Snow fell outside the building in Carson City. Committee Chair Moises “Mo” Denis, D-Clark Co., asked aides to turn up the heat. He kidded about the temperature in the room being the same as the temperature outside. More chuckles.

As Nevada’s schools and public services face bloody amputations, I’m not convinced the best strategy is to remain calm and “build trust” (Klaich’s words) with lawmakers who hold our fragile future in their clammy palms. Perhaps it would be useful to turn up the heat for lawmakers who refuse to consider raising revenue.

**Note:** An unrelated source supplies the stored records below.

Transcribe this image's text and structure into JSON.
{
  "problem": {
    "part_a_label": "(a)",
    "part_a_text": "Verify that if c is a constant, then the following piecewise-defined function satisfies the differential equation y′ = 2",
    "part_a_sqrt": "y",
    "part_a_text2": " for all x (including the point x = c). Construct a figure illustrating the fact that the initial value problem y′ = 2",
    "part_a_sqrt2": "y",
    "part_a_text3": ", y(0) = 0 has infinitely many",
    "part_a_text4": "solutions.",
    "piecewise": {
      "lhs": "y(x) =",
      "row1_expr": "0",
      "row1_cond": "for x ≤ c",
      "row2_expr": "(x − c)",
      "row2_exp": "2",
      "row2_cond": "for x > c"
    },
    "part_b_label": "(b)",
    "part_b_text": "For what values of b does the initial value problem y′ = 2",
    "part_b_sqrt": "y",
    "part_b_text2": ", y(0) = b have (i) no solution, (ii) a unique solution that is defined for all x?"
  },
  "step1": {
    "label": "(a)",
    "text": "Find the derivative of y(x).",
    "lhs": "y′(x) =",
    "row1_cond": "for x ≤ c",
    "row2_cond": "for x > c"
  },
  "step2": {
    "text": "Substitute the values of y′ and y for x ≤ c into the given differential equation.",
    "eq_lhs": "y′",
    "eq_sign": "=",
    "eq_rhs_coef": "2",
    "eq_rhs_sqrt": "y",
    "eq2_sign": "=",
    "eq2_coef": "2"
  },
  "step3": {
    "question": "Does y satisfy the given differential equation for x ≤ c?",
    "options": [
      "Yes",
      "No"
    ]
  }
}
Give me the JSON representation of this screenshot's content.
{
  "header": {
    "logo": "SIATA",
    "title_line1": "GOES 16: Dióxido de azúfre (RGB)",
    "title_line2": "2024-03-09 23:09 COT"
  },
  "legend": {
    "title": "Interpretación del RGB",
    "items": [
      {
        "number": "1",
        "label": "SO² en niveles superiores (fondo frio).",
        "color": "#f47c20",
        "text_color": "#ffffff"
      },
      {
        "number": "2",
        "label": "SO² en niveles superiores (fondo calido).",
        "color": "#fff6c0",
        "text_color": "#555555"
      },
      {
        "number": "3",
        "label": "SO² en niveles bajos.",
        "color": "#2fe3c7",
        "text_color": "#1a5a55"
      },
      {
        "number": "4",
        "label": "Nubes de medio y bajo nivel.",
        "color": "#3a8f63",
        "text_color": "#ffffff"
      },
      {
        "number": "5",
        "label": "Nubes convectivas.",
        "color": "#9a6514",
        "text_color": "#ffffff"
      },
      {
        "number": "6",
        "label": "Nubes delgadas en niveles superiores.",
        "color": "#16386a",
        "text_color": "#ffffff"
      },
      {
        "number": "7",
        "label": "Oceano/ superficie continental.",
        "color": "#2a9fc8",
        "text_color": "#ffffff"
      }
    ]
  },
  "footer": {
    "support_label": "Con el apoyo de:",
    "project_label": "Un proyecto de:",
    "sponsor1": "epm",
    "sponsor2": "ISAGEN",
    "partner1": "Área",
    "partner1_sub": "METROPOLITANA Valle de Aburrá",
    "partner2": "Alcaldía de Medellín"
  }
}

A poll in the Las Vegas Review-Journal on Feb. 16 showed more Nevadans (52 percent) support raising taxes than making cuts (37 percent). Surely Nevadans will be heard. And if we lose this little battle with Nevada’s fanatical no-new-revenue crowd, what’s at stake?

Pretty much everything, argued George, who heads an alliance of 115,000 Nevada college and university students—a potentially powerful lobby.

On the same day, things were getting toasty thousands of miles away in Wisconsin’s capitol. Schools in Madison, Wis., closed due to a “blue flu” outbreak. Protesters camped on the capitol’s lawn to greet lawmakers in the morning. Thousands marched, chanting things like “No more cuts.” Signs likened Wisconsin’s new governor (in office for six weeks) to a dictator.

That’s not nice. Neither is Wisconsin’s budget, facing a $3.6 billion gap over the next two years, or their governor, who wants to reduce public worker benefits and clip the wings of labor unions by limiting collective bargaining rights. His plan provoked widespread ire and activism.

Video of protesters filling the halls of another state’s capitol inspired a tinge of envy.

In Carson, George got worked up, finally, toward the end of his presentation.

“We’ve cut and cut and cut, and we keep saying we’re not going to do anything to increase revenues,” he said. “Soon there won’t be anything left to cut, and at that point, you’ll be forced to raise revenues. But where will the state be then?”